It was also the best dish with our wine pairings. Here’s a cool thing: for just $12, you can pair the HVRW meal with three three-ounce pours of wine — and you have two choices for each course. For the first, it’s either prosecco or a sauvignon blanc from La Vis in the Trentino region of Italy. This one knocked us down crying for the price. A nose like a New Zealand sauv — kinda grapefruity, kinda lychee — but the dryness of an Old World wine. We were happy.
Now on to the entrees. the pairings here, by the way, are a Super Tuscan or a Cannonau, a “rustic light red from the grape grenache grown on the island of Sardengna by Soletta,” according to the menu.
OK so first, here’s that chicken:
Crisp skin, juicy meat, earth mushrooms, bright peppers and some potatoes to soak it all up with. What more could you ask for?
I wish I could give as much love to the salmon.
Herb-crusted wild salmon with arugla, farro and sundried tomatoe in citrus oil and zenzero balsamic:
The salmon was overdone and the farro was coated with too much fat — I’m not sure if it was the citrus oil or butter or the fat from the salmon. It wasn’t very special.
On the othe hand, the fava bean and mascarpone ravioli with sage, shiitake and pomodoro fresco was a close second favorite on the entree side:
It’s a little too busy — I didn’t expect so much tomato sauce and cubed tomato (and it’s the same tomato concasse from the calamari), but the flavor of the fava came out nice and clear despite the heavy hand on the sauce. It was rich, so it probably could use a little acid, anyway. Very satisfying.
Here’s the papardelle with veal bolognese, parmigiano and fresh mint:
The pasta — homemade, and you can tell — was delicate and light, but wide enough to stand up to the sauce. Besides that pretty garnish of a sprig of mint, we didn’t find any mint in the sauce. But it was a hearty plate for sure. A good warmer on a chilly night like Monday.
And the fifth entree is the Flat Iron steak tagliata with pancetta potato mash, pepper and cippole and brunello:
Nice piece of meat. Char on the outside. Very rare on the inside. (If you like it even medium rare, you should ask for that.) Sauce was thick and rich. This meal is worth the $28 on its own.
On to dessert, shall we?
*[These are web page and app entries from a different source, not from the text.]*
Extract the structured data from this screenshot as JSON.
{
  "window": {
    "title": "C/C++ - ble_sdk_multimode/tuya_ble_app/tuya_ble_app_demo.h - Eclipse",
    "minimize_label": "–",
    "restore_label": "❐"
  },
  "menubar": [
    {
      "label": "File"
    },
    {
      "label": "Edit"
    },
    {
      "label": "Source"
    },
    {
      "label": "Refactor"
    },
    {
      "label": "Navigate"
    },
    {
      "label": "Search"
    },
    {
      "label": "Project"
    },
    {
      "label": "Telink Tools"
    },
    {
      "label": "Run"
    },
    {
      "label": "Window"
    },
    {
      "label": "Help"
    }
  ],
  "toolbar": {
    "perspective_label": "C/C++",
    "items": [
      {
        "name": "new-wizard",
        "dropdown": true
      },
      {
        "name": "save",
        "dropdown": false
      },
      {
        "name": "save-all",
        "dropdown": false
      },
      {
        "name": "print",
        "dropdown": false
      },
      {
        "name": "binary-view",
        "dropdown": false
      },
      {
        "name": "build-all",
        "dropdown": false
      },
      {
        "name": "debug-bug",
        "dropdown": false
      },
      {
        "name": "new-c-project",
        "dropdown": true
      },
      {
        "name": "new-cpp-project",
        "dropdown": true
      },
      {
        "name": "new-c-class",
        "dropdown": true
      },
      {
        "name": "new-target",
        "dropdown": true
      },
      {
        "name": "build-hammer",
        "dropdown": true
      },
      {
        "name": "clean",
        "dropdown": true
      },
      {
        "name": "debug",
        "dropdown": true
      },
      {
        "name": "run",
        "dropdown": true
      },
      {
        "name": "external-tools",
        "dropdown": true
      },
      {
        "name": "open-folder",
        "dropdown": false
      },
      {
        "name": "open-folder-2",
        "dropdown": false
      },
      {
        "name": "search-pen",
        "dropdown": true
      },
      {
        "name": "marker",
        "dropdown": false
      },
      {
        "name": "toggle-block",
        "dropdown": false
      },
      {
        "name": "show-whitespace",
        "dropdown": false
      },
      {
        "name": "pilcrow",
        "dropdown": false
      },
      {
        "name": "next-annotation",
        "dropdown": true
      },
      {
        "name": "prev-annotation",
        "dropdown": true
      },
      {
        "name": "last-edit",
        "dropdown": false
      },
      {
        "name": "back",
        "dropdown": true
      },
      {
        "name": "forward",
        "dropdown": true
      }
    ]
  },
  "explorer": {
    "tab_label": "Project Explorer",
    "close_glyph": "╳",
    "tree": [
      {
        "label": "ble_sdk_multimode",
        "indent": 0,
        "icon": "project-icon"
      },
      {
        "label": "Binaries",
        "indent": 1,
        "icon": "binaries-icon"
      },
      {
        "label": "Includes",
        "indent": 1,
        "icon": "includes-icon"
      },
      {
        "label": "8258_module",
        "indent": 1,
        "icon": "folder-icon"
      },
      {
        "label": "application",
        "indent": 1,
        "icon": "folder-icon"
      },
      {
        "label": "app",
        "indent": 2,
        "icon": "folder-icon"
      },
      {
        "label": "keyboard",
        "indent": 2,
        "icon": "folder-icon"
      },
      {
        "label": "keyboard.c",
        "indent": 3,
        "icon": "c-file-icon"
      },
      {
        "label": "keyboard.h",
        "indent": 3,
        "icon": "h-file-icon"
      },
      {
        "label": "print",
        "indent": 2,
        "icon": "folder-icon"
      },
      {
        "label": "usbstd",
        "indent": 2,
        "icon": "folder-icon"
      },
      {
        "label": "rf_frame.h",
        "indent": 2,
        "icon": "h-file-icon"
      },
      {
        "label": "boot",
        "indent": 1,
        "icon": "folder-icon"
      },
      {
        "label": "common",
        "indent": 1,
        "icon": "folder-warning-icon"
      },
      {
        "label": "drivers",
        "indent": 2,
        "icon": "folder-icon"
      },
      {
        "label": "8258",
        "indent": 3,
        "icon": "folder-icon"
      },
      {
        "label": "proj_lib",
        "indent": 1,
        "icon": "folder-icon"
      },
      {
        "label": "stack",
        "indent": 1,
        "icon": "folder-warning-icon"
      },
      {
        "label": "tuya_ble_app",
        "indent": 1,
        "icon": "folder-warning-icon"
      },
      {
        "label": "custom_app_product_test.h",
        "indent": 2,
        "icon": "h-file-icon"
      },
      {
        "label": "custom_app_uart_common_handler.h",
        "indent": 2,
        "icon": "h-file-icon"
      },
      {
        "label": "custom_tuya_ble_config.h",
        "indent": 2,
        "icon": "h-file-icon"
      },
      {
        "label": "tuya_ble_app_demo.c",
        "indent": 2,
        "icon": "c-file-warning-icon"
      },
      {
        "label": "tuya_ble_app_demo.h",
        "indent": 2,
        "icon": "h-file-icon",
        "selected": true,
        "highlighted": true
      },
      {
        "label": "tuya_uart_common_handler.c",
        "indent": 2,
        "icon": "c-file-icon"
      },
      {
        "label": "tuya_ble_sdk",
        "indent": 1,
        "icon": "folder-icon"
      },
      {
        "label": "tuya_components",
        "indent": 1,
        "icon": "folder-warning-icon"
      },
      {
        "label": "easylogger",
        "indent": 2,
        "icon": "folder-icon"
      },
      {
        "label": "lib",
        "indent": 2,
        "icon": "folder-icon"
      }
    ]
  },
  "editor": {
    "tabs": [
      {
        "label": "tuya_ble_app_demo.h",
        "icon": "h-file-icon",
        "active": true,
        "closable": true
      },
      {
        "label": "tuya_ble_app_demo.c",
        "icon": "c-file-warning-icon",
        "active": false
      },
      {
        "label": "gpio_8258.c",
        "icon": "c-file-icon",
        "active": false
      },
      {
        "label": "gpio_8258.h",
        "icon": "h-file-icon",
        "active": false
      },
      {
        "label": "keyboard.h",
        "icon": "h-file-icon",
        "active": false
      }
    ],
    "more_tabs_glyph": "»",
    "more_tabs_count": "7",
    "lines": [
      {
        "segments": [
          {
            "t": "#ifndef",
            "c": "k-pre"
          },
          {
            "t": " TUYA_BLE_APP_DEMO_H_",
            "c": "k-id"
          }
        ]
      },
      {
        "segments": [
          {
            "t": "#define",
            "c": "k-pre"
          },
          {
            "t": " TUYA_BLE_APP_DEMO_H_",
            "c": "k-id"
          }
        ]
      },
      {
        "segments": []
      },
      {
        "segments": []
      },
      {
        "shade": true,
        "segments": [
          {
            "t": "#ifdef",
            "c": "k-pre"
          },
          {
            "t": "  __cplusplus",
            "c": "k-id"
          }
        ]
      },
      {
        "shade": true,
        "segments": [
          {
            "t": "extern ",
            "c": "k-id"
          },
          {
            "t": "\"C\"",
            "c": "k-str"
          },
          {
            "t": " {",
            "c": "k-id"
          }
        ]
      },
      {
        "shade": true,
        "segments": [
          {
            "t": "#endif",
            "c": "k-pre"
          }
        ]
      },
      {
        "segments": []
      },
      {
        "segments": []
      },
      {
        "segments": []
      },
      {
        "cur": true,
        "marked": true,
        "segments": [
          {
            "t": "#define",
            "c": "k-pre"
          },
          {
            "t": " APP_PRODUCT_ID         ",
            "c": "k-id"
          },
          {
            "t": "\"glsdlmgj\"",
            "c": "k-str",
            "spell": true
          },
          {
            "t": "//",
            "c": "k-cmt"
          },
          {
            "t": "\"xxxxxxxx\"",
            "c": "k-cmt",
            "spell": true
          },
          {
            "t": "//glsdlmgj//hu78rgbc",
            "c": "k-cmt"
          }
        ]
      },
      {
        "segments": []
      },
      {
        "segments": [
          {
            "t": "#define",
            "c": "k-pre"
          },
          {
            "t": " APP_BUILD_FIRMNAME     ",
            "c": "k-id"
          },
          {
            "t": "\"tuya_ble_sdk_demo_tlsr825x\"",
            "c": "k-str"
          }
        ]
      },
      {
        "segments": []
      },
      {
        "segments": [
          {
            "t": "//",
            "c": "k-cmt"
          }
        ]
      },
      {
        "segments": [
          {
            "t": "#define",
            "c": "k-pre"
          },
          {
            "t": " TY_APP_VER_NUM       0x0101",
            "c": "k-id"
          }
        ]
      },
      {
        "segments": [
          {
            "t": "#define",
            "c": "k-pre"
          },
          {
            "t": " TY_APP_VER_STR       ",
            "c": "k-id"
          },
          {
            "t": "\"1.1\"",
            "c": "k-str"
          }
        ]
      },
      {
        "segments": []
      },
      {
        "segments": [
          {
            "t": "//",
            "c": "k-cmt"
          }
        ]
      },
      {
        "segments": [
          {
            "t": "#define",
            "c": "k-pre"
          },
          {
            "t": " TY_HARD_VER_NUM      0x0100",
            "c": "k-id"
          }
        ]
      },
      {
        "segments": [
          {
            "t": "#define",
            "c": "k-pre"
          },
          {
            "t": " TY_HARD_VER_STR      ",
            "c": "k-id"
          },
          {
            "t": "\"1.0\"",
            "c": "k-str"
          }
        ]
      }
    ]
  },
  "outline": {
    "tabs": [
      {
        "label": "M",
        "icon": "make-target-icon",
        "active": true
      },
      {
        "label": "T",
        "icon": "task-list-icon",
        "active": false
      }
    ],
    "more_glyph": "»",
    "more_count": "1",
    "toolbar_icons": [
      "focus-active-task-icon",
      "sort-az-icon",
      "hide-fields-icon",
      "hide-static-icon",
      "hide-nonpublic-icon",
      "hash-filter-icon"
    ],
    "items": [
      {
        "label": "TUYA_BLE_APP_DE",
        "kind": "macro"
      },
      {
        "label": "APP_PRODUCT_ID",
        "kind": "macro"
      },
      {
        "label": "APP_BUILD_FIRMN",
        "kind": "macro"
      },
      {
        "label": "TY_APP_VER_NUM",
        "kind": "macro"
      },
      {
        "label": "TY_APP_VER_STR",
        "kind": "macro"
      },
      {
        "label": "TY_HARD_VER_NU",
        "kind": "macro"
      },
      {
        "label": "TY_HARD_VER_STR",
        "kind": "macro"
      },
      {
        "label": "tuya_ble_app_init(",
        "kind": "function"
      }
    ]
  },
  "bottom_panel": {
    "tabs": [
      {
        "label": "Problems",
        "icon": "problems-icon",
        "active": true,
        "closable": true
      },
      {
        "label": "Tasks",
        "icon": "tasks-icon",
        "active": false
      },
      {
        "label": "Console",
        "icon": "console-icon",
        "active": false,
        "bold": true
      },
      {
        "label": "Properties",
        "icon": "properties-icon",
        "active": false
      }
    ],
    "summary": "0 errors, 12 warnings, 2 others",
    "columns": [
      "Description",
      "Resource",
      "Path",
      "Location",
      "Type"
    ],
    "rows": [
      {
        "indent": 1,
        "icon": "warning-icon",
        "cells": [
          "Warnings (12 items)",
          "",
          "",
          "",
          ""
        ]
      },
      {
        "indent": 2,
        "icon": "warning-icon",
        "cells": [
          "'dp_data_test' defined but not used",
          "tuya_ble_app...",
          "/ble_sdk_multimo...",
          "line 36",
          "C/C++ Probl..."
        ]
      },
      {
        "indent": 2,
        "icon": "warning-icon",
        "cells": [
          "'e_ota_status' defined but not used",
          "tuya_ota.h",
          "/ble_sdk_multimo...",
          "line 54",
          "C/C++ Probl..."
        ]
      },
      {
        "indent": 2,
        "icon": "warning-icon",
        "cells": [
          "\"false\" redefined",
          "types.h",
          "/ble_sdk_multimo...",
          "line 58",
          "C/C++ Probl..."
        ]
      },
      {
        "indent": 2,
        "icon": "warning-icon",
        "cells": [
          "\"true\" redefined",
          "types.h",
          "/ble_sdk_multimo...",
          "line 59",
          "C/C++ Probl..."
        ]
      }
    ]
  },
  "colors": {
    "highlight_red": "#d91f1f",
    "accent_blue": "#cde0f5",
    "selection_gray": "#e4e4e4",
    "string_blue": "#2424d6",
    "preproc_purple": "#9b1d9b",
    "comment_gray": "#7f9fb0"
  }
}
OK there’s a reason the zeppole are famous. Because a puffy piece of fried dough with powdered sugar and three dipping sauces is good, even if it’s bad. Which it absolutely is not.
This is called “sexy Zuppa Inglese with custard, biscotti, chocolate and alchermes liquor”:
Really tasty. And the chocolate ganache cake was too. Very dense:
For our wine pairings for that, we could choose among the brachetto, a red sparkling wine d’acqui by marenco made in Barolo, or a cielo d’alcamo, a vine-dried sauvignon and cattarato from Sicily by Tenuta Rapiatala.
I really felt welcomed at Zuppa. There wasn’t any of this “second-class citizen for ordering off the HVRW menu” — even the menu itself is beautifully presented on a heavy-stock card that could almost pass for a wedding invitation. There was one tiny thing: when we asked our waiter what he’d recommend off the RW menu, he did say “if you choose to order from the restaurant week menu” with just a touch of disdain. But the otherwise flawless service — and I do mean absolutely flawless — service made up for that in a hurry.
I’ll say it again: if you’re still deciding where to head for HVRW 2010, may I suggest you put Zuppa at the top of the short list. And please report back here!